We started 2020 with 1,474 pre-adolescent youth on our Life Skills Programme
We have had to be very adaptable as a team. The DOE stipulated that no external partnerships/role players were permitted at any schools. We have however been able to continue working with most of our learners and our role, certainly at the beginning of the lockdown, was largely supportive.
When schools reopened, the youth workers performed a supportive role in educating learners on safety protocols and assisted the schools with preparations before learners returned to school. Once schools reopened, the teams did the sanitising process for school learners and managed the entry and exit process to and from school. Early mornings were spent screening learners and liaising with parents leaving teachers free to concentrate on the task of helping learners catch up academic time lost.
Youth Workers then spent time in classrooms, helping where teachers were absent and were also permitted to teach the life skills curriculum with key grades.
Currently we are teaching life skills to Grades 6 and 7 at Zwakele and Grades 4 and 6 at Ekuthuleni Primary school. We are most grateful for our long standing relationship of trust with our schools who value us as partners in their schools
Activities that kept us engaged with one another and our beneficiaries during hard Lockdown Level 5
- Weekly Zoom Team Connect Sessions – the team were supported emotionally to enable them to brainstorm new and innovative ways of reaching our beneficiaries so that life skills lesson content could be shared.
- We worked strategically at developing Safety and Education Protocol Presentations to help learners and our partner schools navigate their return to schools. Our Youth Workers developed visually appealing Powerpoint presentations to educate learners about the virus and how to stay safe. These were sent out via WhatsApp videos and were reinforced when learners returned to school. The team also experimented making short videos highlighting important lessons from our curriculum. These were sent out to some learners whose parents’ details we already had access to.
- Weekly telephonic contact was initiated by the Programme Team Leader with the school principals
- The team were instrumental in planning and facilitating the distribution of 1,300 Relief Aid Food Hampers to the most vulnerable beneficiaries within schools partnerships.
- We continued upgrading the manual curriculum into digital presentation in classrooms using data projectors.
- Once we moved to Lockdown Level 4, the Life Skills team pivoted to assist with general Domino Disaster Relief Operations as many hands and feet were needed with the unpacking and repacking efforts
- They have also assisted with the Data Capture of Beneficiary Lists for Research and Evaluation
Where are we now 6 months down the line?
We are back in our schools, screening learners, liaising with parents on behalf of the schools and helping where teachers are absent. We are also facilitating Life Skills lessons once again but not able to teach all the grades we taught at the beginning of the year, however we are most grateful to have the opportunity to reach some of our beneficiaries.

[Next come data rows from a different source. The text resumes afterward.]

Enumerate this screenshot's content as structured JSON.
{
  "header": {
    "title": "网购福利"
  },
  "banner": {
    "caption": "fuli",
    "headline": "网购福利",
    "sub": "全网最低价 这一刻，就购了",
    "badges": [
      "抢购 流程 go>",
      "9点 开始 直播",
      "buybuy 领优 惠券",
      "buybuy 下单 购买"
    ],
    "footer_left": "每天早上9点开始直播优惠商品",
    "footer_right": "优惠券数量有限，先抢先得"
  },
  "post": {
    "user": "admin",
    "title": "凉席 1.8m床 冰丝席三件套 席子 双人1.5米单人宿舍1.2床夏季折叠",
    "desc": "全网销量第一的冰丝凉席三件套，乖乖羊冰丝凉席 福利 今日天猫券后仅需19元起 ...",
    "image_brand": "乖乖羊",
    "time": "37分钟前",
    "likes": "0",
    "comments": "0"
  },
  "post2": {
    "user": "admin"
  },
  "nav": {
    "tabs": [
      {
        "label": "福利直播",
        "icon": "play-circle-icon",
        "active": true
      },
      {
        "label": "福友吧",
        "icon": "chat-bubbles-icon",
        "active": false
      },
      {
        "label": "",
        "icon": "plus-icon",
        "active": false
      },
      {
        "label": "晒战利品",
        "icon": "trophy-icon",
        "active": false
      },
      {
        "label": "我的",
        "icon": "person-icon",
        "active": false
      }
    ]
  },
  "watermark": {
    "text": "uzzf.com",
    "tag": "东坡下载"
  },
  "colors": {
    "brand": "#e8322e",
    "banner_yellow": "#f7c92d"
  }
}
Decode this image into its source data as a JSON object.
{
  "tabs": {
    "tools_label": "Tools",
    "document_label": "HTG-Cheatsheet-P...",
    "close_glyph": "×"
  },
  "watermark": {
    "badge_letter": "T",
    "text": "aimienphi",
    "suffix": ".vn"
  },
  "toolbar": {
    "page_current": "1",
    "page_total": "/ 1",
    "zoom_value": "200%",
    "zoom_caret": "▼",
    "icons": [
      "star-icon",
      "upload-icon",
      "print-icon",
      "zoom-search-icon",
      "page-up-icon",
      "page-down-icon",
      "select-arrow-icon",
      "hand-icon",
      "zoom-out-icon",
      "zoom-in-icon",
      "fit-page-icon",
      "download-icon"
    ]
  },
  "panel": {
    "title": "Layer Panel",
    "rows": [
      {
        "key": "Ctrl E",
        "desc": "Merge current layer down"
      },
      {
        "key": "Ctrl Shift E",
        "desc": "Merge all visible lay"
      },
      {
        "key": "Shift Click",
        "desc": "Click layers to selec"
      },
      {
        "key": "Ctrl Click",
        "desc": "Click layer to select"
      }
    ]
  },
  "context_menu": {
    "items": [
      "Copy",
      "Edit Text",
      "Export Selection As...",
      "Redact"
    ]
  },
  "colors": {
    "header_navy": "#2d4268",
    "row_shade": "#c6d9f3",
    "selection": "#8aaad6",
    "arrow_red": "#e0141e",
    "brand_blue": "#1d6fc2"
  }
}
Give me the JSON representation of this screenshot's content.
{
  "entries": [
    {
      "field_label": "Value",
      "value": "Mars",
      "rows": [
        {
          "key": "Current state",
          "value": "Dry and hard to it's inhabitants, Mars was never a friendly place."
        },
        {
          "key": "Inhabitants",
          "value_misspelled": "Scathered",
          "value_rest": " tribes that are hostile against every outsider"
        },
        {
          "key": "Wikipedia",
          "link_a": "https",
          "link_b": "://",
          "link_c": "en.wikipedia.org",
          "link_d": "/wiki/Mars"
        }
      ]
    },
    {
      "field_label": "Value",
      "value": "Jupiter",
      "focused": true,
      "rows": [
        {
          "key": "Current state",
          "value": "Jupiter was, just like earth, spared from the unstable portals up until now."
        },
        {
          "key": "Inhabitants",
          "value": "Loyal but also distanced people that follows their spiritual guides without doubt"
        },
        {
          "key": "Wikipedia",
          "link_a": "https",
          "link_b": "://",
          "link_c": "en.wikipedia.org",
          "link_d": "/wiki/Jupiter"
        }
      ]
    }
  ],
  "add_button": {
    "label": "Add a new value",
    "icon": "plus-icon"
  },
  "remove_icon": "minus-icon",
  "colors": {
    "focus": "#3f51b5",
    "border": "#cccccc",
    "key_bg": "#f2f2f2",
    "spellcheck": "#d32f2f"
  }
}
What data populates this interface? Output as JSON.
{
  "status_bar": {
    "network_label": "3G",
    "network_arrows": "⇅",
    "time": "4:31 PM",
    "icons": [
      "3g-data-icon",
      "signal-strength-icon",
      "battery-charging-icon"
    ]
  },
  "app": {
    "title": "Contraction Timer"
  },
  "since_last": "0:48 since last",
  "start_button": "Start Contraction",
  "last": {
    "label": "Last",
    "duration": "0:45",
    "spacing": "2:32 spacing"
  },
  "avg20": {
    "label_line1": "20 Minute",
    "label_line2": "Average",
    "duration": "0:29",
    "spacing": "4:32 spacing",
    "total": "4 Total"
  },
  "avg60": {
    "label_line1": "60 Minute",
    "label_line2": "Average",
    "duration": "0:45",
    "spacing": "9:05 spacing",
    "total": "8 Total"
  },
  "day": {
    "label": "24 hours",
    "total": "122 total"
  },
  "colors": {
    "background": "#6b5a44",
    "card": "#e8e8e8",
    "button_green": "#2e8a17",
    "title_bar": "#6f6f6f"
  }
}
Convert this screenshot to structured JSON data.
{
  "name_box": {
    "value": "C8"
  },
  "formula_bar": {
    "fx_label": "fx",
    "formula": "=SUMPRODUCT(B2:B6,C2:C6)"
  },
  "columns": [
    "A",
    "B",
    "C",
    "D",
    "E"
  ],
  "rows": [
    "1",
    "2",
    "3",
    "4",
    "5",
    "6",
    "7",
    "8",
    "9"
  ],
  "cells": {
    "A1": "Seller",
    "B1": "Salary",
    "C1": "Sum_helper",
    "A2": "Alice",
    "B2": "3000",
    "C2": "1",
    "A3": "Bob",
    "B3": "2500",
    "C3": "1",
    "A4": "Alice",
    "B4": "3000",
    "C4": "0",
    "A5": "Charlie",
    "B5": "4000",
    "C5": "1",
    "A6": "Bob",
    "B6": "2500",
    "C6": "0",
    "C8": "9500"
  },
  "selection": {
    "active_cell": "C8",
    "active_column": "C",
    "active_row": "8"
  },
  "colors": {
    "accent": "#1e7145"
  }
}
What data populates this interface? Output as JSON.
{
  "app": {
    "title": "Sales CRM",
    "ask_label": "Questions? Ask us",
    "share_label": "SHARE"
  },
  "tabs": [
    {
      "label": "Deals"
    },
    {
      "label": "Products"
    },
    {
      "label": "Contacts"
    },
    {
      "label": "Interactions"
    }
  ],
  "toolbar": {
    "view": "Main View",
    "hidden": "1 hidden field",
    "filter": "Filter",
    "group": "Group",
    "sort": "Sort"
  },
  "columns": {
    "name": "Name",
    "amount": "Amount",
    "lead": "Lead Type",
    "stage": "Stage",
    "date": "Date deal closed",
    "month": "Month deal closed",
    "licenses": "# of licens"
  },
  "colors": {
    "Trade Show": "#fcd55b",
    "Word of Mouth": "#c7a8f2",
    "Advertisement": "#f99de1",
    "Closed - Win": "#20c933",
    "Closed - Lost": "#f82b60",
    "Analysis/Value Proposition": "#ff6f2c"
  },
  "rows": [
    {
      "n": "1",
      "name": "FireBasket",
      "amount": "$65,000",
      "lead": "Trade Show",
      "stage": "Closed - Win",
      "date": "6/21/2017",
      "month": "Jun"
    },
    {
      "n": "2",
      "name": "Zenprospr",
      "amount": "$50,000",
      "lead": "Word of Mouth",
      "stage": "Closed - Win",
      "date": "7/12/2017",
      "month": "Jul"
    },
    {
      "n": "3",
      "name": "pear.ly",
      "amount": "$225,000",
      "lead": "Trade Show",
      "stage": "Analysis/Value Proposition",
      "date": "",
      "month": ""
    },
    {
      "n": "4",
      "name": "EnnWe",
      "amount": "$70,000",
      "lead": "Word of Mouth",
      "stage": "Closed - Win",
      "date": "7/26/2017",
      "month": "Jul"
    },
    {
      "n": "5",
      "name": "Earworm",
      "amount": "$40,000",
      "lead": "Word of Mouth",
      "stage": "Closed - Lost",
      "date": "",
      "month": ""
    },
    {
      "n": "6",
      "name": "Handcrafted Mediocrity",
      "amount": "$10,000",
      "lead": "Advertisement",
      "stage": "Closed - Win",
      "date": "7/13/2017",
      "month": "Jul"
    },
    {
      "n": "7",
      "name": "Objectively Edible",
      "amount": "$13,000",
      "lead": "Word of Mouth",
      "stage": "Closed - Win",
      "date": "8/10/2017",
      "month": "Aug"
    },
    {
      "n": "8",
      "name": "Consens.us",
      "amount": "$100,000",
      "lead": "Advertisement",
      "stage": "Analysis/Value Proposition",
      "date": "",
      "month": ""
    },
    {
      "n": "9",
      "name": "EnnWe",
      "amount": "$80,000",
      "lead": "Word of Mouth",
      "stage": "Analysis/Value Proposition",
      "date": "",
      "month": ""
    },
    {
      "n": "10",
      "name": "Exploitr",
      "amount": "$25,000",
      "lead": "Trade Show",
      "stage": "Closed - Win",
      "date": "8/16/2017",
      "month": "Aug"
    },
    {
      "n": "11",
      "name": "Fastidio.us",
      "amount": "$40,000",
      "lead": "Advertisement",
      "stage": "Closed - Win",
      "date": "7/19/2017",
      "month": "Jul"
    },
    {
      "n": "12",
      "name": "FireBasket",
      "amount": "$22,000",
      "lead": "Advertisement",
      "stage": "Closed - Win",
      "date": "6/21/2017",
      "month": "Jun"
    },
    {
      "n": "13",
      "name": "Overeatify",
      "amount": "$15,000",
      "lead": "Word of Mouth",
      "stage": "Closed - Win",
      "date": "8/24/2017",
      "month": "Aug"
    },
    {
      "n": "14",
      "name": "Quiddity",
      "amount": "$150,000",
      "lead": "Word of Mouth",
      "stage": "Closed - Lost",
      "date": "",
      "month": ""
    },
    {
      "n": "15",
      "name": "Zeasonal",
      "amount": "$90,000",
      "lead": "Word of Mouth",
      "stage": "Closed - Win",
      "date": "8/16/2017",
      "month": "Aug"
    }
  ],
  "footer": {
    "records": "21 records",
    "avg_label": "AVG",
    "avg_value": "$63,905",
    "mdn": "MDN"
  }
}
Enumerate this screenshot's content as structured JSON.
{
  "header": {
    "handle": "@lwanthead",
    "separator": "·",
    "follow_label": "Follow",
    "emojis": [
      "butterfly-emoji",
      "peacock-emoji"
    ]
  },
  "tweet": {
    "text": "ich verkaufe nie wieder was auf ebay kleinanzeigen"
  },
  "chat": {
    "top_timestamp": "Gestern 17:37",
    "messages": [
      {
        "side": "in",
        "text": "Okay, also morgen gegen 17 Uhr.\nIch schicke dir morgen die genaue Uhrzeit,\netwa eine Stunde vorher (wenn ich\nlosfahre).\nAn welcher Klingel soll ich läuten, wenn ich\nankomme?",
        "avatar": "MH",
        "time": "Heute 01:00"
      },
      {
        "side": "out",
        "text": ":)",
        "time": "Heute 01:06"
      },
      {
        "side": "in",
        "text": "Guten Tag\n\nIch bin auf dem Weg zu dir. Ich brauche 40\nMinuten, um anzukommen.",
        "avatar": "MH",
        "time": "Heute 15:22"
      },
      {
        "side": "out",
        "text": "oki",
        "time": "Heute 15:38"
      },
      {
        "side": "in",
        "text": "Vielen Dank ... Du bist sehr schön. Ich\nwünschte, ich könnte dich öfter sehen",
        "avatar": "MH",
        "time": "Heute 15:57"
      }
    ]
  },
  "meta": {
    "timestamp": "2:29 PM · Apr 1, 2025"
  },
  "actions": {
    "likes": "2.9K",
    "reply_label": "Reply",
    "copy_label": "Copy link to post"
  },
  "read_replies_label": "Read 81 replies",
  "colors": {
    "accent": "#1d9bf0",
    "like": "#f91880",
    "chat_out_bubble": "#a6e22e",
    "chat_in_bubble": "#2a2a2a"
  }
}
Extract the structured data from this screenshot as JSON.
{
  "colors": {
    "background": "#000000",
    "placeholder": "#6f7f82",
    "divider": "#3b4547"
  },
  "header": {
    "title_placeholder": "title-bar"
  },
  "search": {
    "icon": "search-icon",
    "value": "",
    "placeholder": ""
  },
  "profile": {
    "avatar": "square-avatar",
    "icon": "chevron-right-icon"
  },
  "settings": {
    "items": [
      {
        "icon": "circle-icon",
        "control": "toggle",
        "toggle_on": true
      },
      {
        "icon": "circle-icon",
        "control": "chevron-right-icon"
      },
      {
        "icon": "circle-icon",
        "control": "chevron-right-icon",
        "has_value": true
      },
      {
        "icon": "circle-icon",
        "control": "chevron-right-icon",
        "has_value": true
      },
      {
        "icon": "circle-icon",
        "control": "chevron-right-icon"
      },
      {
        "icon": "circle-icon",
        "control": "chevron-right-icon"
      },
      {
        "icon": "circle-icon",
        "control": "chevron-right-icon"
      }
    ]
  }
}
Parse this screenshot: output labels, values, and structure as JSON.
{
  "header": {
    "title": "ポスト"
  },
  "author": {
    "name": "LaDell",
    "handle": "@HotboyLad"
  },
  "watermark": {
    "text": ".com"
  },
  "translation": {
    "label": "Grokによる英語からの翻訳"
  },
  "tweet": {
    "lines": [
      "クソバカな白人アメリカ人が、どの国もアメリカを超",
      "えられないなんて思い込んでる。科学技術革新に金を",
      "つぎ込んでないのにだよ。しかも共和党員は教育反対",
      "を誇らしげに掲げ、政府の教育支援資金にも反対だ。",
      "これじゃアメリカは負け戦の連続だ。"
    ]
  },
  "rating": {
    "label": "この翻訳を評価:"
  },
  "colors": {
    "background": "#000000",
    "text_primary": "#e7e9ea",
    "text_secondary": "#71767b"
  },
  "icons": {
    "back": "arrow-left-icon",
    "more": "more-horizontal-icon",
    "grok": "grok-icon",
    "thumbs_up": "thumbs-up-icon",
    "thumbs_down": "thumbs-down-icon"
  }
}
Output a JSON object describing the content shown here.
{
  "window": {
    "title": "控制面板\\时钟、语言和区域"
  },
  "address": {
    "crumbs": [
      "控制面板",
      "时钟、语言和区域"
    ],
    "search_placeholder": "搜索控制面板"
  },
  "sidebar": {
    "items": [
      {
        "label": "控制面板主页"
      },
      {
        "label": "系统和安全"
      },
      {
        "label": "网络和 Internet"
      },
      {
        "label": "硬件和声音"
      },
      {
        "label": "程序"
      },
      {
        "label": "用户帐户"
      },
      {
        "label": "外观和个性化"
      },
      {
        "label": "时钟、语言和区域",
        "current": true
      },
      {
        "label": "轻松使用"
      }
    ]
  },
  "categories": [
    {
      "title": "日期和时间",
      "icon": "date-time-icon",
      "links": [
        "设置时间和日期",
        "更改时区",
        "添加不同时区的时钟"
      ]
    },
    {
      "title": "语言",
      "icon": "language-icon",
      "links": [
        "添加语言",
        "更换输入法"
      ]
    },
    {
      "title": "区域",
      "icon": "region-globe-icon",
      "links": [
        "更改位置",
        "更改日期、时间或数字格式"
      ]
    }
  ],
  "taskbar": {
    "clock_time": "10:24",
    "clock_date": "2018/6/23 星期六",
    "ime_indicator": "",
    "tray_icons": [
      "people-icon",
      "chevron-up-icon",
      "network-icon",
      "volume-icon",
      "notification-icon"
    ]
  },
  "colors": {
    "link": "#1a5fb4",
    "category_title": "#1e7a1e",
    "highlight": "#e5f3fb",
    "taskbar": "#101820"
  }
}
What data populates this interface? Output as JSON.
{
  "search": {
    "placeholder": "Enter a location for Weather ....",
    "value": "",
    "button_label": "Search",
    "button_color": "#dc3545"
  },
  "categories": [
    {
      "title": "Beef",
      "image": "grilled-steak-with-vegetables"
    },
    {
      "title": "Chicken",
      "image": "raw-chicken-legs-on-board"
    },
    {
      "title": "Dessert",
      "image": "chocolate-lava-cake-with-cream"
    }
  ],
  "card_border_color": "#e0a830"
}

What was challenging?
Data coverage and fast internet connection in the township areas is not ideal. Trying to have online Zoom Meetings with the team was challenging and at times a very frustrating experience. The team was adaptable and should be commended for their willingness to engage and innovate. One of our greatest challenges we realised was that we relied too much on the school as our contact point with the learners’ parents/caregivers. With schools closed at such short notice, our ability to stay connected to our learners was limited. We have highlighted this as an area of importance that we need to improve in and are developing tools to have more direct contact opportunities with our beneficiaries and their families.
Opportunities to grow…
What lockdown taught us is that team work is vital for efficiency and efficacy. Within our organisation new opportunities have presented themselves to work more co-operatively between programmes and this became most evident in the partnership between Nutrition and Life Skills. Before a child can process any information, he/she has to have energy to pay attention through brain food. Our Nutrition Programme supplies additional protein rich sandwiches to vulnerable children at school, to supplement the government feeding scheme. What the team have observed is that sometimes the most hungry/vulnerable children are not always receiving a sandwich because of the way they are being distributed. To address this, we are in the process of analysing how life skills could assist with developing tools to help teachers to identify the most vulnerable of children in need. We are also exploring how the Youth Workers could help with distributing sandwiches to the orphaned and vulnerable learners.
Regards School Nutrition – we want to build capacity not own the process so our intention is not to replace the role of the OVC teacher, rather to co-labour in support of the system already in place and see ourselves as adding value to our schools ensuring that we strengthen an active and inspiring learning environment for our beneficiaries.
Chad le Clos donates masks in support of youth …
Leigh-Anne Stevens heads up this team too
Want to know more about our Life Skills Programme
Want to impact the youth today for their leadership skills tomorrow?
There is such untapped potential in the young people in our country and we would love to see all of them thrive and shine. Is your personal or business conviction to mentor, model and motivate the youth to achieve all they are designed to be? Then please will you connect with our Donor Relations Team Karen Brokensha or Tarin Stevenson and possibly even host a Think Tank Session with Leigh-Ann and our Youth Team #onebodymanyparts